_Exercise details_.
State, as a single number, how many lines in the data below contain "step".

_Data about app and page elements_.
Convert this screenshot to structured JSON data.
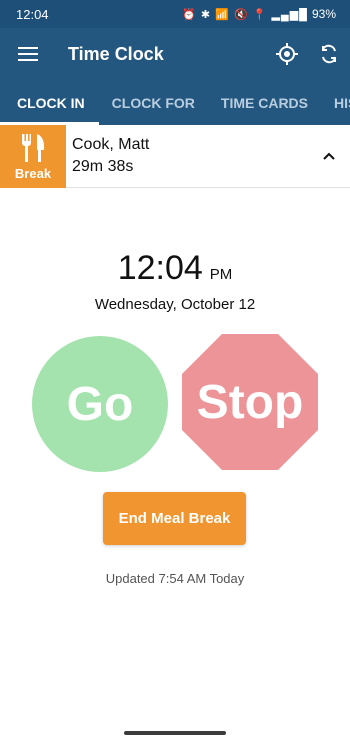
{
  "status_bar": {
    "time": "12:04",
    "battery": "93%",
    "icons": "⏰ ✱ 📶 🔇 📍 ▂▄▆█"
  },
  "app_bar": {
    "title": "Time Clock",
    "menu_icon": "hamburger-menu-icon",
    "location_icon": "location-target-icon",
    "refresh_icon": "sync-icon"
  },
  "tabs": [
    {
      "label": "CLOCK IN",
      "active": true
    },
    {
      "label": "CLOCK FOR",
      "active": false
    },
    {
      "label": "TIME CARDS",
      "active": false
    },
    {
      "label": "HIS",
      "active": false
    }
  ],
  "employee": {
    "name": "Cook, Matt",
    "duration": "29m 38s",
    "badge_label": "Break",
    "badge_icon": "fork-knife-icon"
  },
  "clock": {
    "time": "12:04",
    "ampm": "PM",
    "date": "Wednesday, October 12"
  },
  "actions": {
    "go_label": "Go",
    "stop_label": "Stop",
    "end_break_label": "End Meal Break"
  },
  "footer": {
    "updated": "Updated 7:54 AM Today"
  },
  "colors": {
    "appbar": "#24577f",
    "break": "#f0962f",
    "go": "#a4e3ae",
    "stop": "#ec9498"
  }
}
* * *
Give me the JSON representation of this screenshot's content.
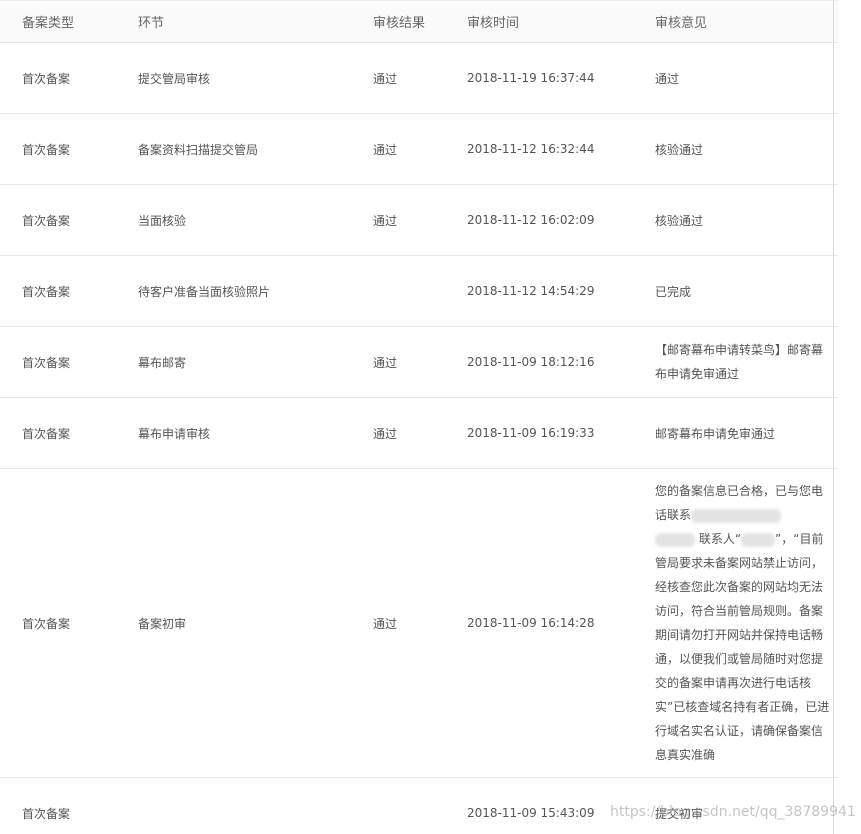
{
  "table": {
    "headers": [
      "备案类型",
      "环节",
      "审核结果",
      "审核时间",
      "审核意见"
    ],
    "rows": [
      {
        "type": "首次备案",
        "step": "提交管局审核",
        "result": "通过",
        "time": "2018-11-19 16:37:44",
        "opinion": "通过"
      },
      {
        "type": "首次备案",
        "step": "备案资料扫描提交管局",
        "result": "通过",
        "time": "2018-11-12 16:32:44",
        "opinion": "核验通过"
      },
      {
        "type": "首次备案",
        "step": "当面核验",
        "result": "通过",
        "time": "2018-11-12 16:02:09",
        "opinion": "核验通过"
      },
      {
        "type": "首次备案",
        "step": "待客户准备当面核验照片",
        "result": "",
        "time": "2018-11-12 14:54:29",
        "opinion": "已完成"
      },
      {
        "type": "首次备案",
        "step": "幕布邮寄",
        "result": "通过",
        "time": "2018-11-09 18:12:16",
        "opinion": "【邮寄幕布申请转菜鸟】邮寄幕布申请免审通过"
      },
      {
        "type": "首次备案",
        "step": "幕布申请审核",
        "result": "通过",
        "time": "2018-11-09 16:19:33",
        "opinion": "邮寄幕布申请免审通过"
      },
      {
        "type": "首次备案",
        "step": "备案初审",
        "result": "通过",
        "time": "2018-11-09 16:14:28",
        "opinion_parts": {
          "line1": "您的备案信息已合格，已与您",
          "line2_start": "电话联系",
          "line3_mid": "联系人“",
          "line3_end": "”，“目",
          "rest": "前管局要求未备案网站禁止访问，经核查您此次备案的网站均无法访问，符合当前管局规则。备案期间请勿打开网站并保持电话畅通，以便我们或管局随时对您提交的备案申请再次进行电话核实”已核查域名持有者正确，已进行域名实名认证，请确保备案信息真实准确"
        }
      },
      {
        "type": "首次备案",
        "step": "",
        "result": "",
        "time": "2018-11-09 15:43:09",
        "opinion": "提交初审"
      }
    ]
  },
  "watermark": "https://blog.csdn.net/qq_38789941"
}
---
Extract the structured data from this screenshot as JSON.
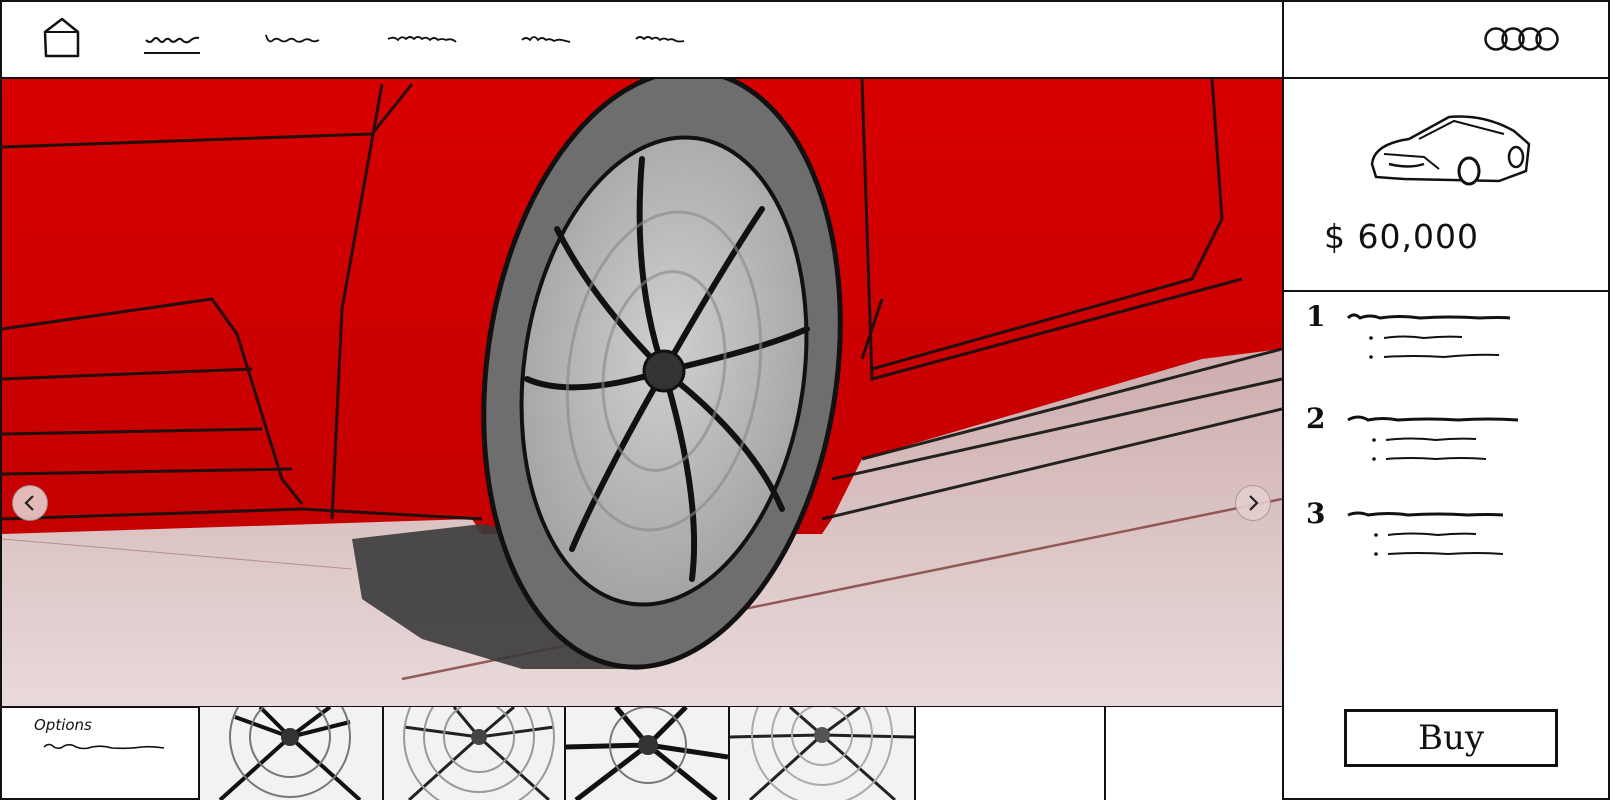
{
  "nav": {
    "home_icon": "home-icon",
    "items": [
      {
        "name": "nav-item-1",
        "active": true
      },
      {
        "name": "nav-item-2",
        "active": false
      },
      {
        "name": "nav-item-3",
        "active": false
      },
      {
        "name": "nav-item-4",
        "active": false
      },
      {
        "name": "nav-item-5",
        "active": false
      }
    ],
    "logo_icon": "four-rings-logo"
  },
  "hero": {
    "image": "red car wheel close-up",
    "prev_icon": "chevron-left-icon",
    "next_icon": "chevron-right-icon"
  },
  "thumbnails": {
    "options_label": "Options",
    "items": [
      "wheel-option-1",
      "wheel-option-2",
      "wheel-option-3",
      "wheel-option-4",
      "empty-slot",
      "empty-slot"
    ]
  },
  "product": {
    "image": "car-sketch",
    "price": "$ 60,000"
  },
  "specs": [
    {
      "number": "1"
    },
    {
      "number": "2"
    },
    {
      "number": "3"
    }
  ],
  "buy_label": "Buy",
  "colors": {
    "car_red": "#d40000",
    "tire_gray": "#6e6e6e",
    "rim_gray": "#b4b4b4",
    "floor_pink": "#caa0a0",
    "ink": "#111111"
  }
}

_Result of the exercise_.
8